Abstract: Increasing city resilience to floods under climate change has become one of the major challenges for decision makers, urban planners, and engineering practitioners around the world. Accurate prediction of urban floods under heavy precipitation is critically important to address such a challenge as it can help understand the vulnerability of a city to future climate change and simulate the effectiveness of various sustainable engineering techniques in reducing urban flooding risks in real urban settings. Here, we propose a new model for urban flood prediction under heavy precipitation. The model divides an irregular urban area into many grid cells with no limitation on the spatial resolution as long as the DEM data of the same resolution are available. It is capable of reflecting the frequent inflow or outflow interactions among grid cells and capturing the rapid generation of surface runoff in urban areas during heavy rainfall. The model also accounts for typical characteristics of urban areas, such as large-scale impermeable surfaces and urban drainage systems, in order to simulate urban floods more realistically. In addition, the model uses both surface elevation and instantaneous surface water depth of all grid cells to dynamically determine the directions of horizontal inflow and outflow during each time step of model simulation. This enables the model to capture the reverse-flow phenomenon which is commonly seen in flat urban areas during heavy storms. By applying the proposed model for reproducing the 2016 flood in Lafayette Parish, Louisiana, we demonstrate its effectiveness in predicting real-world flood events.
Title: Projected changes in temperature, precipitation, and their extremes over China through the RegCM
Journal: Climate Dynamics
Abstract: As the second biggest economy in the world, China has been experiencing significant impacts of global climate change. Developing future projections of regional climate over China is an indispensable step for designing appropriate mitigation and adaptation strategies against future climate change. To this end, this study focuses on exploring how the regional climate over China, including the mean and extreme climate, will be affected in the context of global warming throughout this century. The RegCM model is used to develop high-resolution climate scenarios for the whole country of China driven by boundary conditions of the Geophysical Fluid Dynamics Laboratory (GFDL) model under the Representative Concentration Pathways (RCPs). RegCM performance on simulating the present climate over China is evaluated and the results indicate that it is capable of reproducing the spatial distributions of temperature and precipitation. Future projections from RegCM suggest that an increase of 2 °C in daily mean temperature is expected in China by the end of the twenty-first century under RCP4.5 while an increase of 4 °C would be seen under RCP8.5. The Tibetan Plateau is likely to expect the most substantial temperature increase as well as the most significant decrease in extreme cold climate in China.
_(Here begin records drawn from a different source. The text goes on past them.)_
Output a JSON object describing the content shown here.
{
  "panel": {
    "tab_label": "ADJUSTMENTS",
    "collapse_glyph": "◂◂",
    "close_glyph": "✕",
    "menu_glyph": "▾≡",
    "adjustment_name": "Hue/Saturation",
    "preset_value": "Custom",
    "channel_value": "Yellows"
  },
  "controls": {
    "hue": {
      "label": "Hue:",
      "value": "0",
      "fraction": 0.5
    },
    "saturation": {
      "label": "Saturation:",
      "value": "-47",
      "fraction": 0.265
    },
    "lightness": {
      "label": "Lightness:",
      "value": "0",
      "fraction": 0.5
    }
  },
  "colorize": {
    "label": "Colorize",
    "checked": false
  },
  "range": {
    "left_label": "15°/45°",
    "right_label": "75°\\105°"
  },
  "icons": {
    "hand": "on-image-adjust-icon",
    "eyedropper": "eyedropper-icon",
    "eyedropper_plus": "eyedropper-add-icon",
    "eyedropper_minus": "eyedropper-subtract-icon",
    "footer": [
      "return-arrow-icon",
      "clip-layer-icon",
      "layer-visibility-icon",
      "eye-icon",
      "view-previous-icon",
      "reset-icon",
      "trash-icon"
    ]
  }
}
In comparison, the annual total precipitation over China is projected to increase by 58 mm/year at the end of the twenty-first century under RCP4.5 and by 71 mm/year under RCP8.5. The projected changes in precipitation show apparent spatial variability due to the influences of local topography and land cover/use.
The following paper about a new model for urban flood prediction under heavy precipitation has recently been accepted for publication by Journal of Hydrology:
Wang, X., G. Kinsland, D. Poudel, and A. Fenech. Urban Flood Prediction Under Heavy Precipitation. Journal of Hydrology, accepted on July 24, 2019.
More details will come soon once the paper is published.